The Globe & Mail Report on Business September 30, 2009
Rod Butcher, certified general accountant and tax expert with Brendan Moore & Associates, took your questions on the harmonized sales tax and consumers, small businesses, investments and more.
A recent TD Economics report concluded that consumers will bear the brunt of the Ontario and British Columbia governments' plans to harmonize their provincial sales taxes with the federal goods and services tax.
Businesses will be the big winners, as the combined tax reduces their costs by a total of $6.9-billion in Ontario and British Columbia, said Toronto-Dominion Bank chief economist Don Drummond.
But the tax burden will shift from businesses to consumers as they begin paying levies on a broad range of goods and services that are now exempt, the report said.
The Ontario government announced in March that it plans to combine the 8 per cent provincial sales tax and the 5 per cent goods and services tax into a new value-added tax of 13 per cent.
British Columbia, looking to close a looming tax gap with Ontario, announced plans in July to create a harmonized sales tax of 12 per cent. Both changes will take effect July 1.
Vocal critics, especially in B.C., where the Campbell government has faced a huge backlash, say the merged tax will hurt families because they'll be paying tax on things that are currently not taxed, including haircuts and restaurant meals.
And mutual fund industry insiders say investors will pay another $500-million a year in fees once the proposed harmonized tax takes effect. There is currently no provincial tax on mutual funds in any province, while the 5-per-cent GST is already applied and included in fees. A move to include funds in a harmonized tax would mean an extra 8 per cent on management fees in Ontario and 7 per cent in British Columbia.
Canada's small businesses owners also fear a backlash, worried that higher taxes on goods will encourage recession-wary consumers to shut their wallets even tighter.
Newfoundland and Labrador, New Brunswick and Nova Scotia have already implemented the HST. Saskatchewan, Prince Edward Island and Manitoba have not merged their sales taxes and Alberta has no provincial sales tax.

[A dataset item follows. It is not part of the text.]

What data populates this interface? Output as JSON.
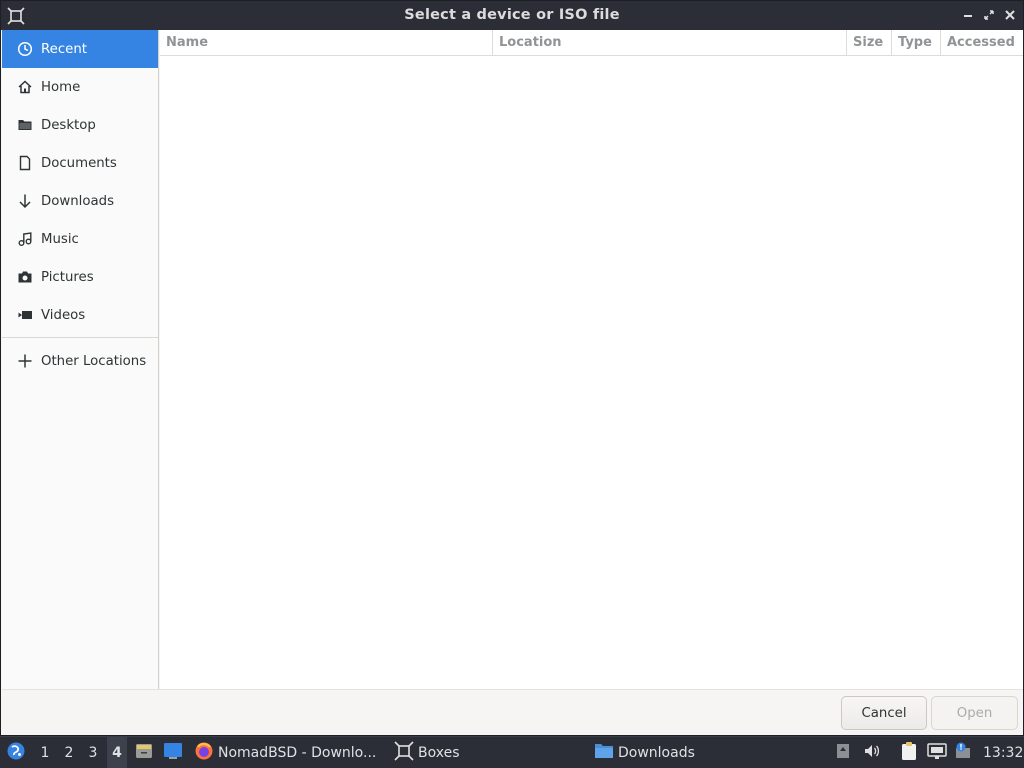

Whether you're from B.C., Ontario, or anywhere in between, whether you're a small business owner, a big business owner or just a regular Canadian consumer trying to keep an eye on your spending, the HST will affect you in one way or another.
What should you know before July 1?
Rod Butcher, certified general accountant, and director of consulting services with Brendan Moore & Associates, is one of the leading commodity tax commentators in Canada. He took reader questions in an online discussion. Thanks to everyone who participated. Please use our comments area to contribute your thoughts.
Rod has over 25 years of experience in both industry and public practice and was co-author of CCH Canadian's publications Value-Added Taxation in Canada and Common Audit Exposures, and a contributor of commentary to CCH Canadian's Ontario Retail Sales Tax.